■ GOAL OF THE EXERCISE ■
Please quote the material exactly, every line of it.

■ DATA RECORDS ■
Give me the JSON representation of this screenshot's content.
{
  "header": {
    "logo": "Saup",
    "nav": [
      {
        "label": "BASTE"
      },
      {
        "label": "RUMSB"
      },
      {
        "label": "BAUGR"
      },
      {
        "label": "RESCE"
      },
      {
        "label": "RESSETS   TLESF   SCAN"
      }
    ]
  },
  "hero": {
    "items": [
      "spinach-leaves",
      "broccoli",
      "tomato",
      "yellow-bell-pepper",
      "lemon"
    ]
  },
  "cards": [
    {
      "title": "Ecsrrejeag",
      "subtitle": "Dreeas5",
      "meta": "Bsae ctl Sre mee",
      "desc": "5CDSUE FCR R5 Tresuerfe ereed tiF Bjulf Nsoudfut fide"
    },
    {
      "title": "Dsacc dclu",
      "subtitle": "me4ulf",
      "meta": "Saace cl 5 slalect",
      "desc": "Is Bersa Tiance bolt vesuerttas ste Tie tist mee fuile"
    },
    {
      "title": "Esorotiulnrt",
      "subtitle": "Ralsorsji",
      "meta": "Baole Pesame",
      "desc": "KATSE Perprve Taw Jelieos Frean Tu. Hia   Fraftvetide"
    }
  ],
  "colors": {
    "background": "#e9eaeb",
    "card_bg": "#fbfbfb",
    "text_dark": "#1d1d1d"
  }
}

■ RESPONSE BELOW ■
Give me the JSON representation of this screenshot's content.
{
  "header": {
    "logo": "Saup",
    "nav": [
      {
        "label": "BASTE"
      },
      {
        "label": "RUMSB"
      },
      {
        "label": "BAUGR"
      },
      {
        "label": "RESCE"
      },
      {
        "label": "RESSETS   TLESF   SCAN"
      }
    ]
  },
  "hero": {
    "items": [
      "spinach-leaves",
      "broccoli",
      "tomato",
      "yellow-bell-pepper",
      "lemon"
    ]
  },
  "cards": [
    {
      "title": "Ecsrrejeag",
      "subtitle": "Dreeas5",
      "meta": "Bsae ctl Sre mee",
      "desc": "5CDSUE FCR R5 Tresuerfe ereed tiF Bjulf Nsoudfut fide"
    },
    {
      "title": "Dsacc dclu",
      "subtitle": "me4ulf",
      "meta": "Saace cl 5 slalect",
      "desc": "Is Bersa Tiance bolt vesuerttas ste Tie tist mee fuile"
    },
    {
      "title": "Esorotiulnrt",
      "subtitle": "Ralsorsji",
      "meta": "Baole Pesame",
      "desc": "KATSE Perprve Taw Jelieos Frean Tu. Hia   Fraftvetide"
    }
  ],
  "colors": {
    "background": "#e9eaeb",
    "card_bg": "#fbfbfb",
    "text_dark": "#1d1d1d"
  }
}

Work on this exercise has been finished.